Even with the show starting as early as 10:00 p.m., the Jackpot began to swell with people both young and old. Friends, family, and fans filled the bar to show their support for all three bands playing. With two other hardcore bands in the lineup, The Atlantic provided the perfect half hour to ease the crowd into the heavy conclusion of the evening.
 

The Atlantic

As the band started, people were scattered throughout the Jackpot. From the bar to the back booths, attention shifted towards the stage as the first song filled each ear inside the venue. After the music had invaded everyone’s head, the visual stimulation engaged those heads that had been turned.
 
The young men who make up The Atlantic look like Tom Sawyer/Huck Finn type characters, if Mark Twain listened to rock and roll. Fresh off their makeshift raft, the barefoot, tattooed and long haired musicians could have floated down the Mississippi serenading the crowd with songs they wrote of their travels. Their “don’t give a fuck, we love the music we play” attitude mixed with boyish charm makes this young band extremely dynamic.
 
Performance-wise, the Atlantic can switch gears quicker than a music critic… but in the best way possible. One moment heads are bobbing on stage and throughout the crowd, then a bellowing scream from the lead vocalist queues an eruption of distortion and uncontrollable movement of nearly every body in the vicinity. Precise and unexpected stops of the percussion leave a wake of aftershock. Those dancing immediately stop their gyration, still yearning for some sort of release. The physical and emotional tension builds until the full band breaks back into an outpour of sound that returns the crowd to its most anticipated state, losing their minds. 
 

The Atlantic

On top of an incredible performance, the lights and scenery of the Jackpot only catered to the emotion of the evening. The red velvet back drop and intense lighting created the would-be creepy visual lovechild of David Lynch and Tim Burton. Sweaty musicians and blown out red lights are reminiscent of the nightmare sequences in Pee-Wee’s Big Adventure. Whimsical, yet nearly frightening, the energy that emanated from the stage captured the imagination of the crowd. Transported into a state of limbo, the audience escaped the mundane nature of uninspired daily life. Seeing a band pour so much heart and soul into a performance can completely change a bystander’s mood.
 
In facial expression alone, The Atlantic proves to be a viable source of hope. Taking multiple influences and tossing them into a melting pot of wide-eyed musicians usually results in a unique expression of emotive and explosive sounds. Without any regards, The Atlantic calls em’ like they see’s em’. Honest and aware, The Atlantic is a Midwestern adaptation of the Seattle grunge movement in the 1990s. Blending the twang and modest nature of bands like Murder by Death with the intense emotion and raspy vocals of Thrice, The Atlantic produces a sound that could only emanate from the middle of the States. 
 

The Atlantic

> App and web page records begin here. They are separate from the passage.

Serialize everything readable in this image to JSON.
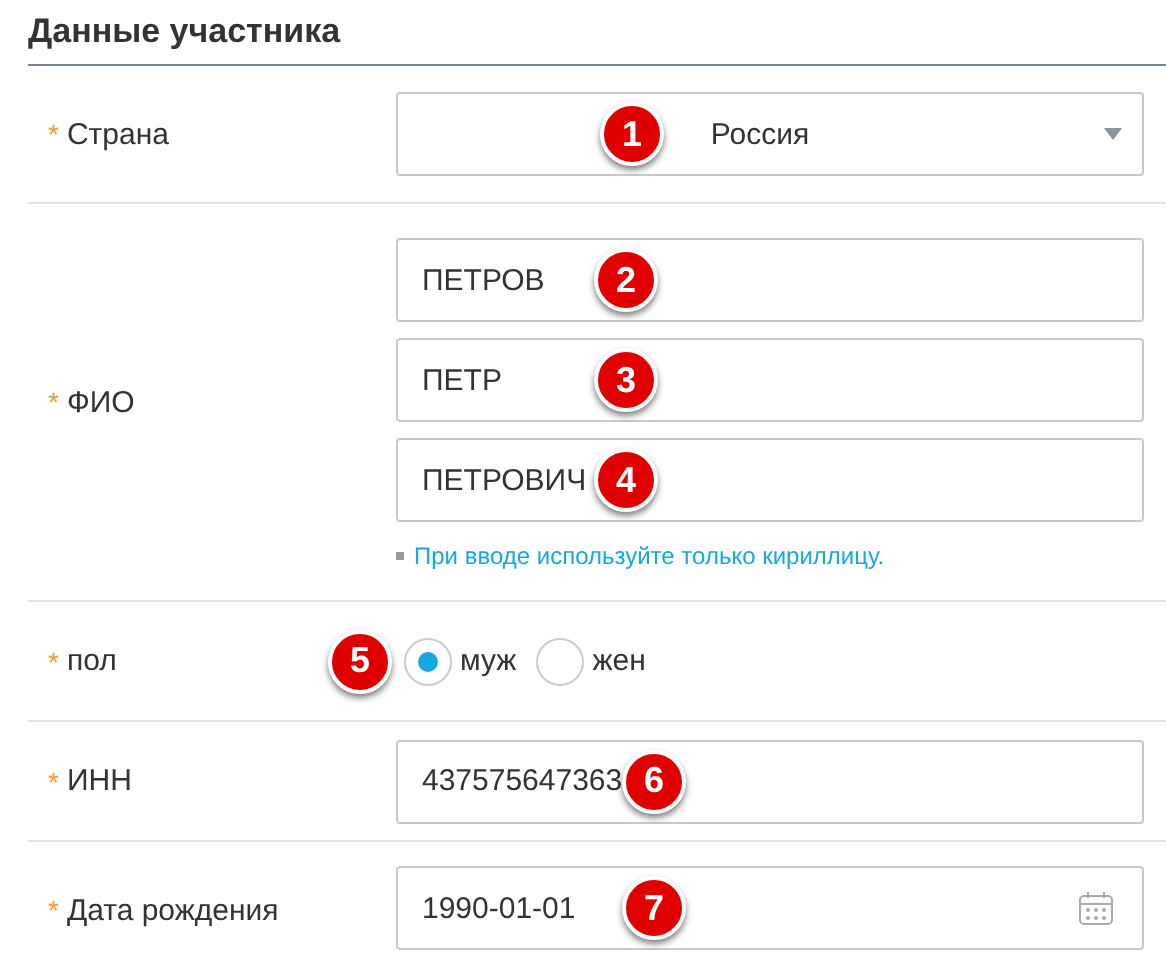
{
  "section_title": "Данные участника",
  "rows": [
    {
      "kind": "select",
      "label": "Страна",
      "required_mark": "*",
      "value": "Россия",
      "marker": "1"
    },
    {
      "kind": "fields",
      "label": "ФИО",
      "required_mark": "*",
      "fields": [
        {
          "value": "ПЕТРОВ",
          "marker": "2"
        },
        {
          "value": "ПЕТР",
          "marker": "3"
        },
        {
          "value": "ПЕТРОВИЧ",
          "marker": "4"
        }
      ],
      "hint": "При вводе используйте только кириллицу."
    },
    {
      "kind": "radio",
      "label": "пол",
      "required_mark": "*",
      "marker": "5",
      "options": [
        {
          "label": "муж",
          "selected": true
        },
        {
          "label": "жен",
          "selected": false
        }
      ]
    },
    {
      "kind": "text",
      "label": "ИНН",
      "required_mark": "*",
      "value": "437575647363",
      "marker": "6"
    },
    {
      "kind": "date",
      "label": "Дата рождения",
      "required_mark": "*",
      "value": "1990-01-01",
      "marker": "7"
    }
  ]
}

After The Atlantic finished their set, the audience caught their breath, glanced at their neighbors and smiled. Everyone migrated to their in-between set perches. The Atlantic had done their job as the opening band perfectly. Granted, they aren’t a hardcore band, they provided an incredible array of sounds that prepared everyone for the brutal auditory assault that was about to ensue. All a touring band can ask from their local support is that they bring some open minded fans out and then put them in the right mindset to experience the other bands sets. Hopefully, The Atlantic’s set on Friday will prove worthy of repeat viewers in Lawrence.
 
There are countless bands with cross-scene potential, but it is sometimes difficult to achieve a great turnout. Bands have the power to book with other great musicians who live in other towns. Just like the explorers who documented the land we live on, branching out to unfamiliar things is the only way bands are going to break into new uncharted areas. It does not matter if your music sounds the same, or even similar, as long as the passion is present. Explorers are usually considered the enemy, but there are the select few who have the best intentions when discovering new territory. With a certain sensibility, exploration can prove to be the difference that produces friendships, progression and great music scenes.
 
by Nicholas Stahl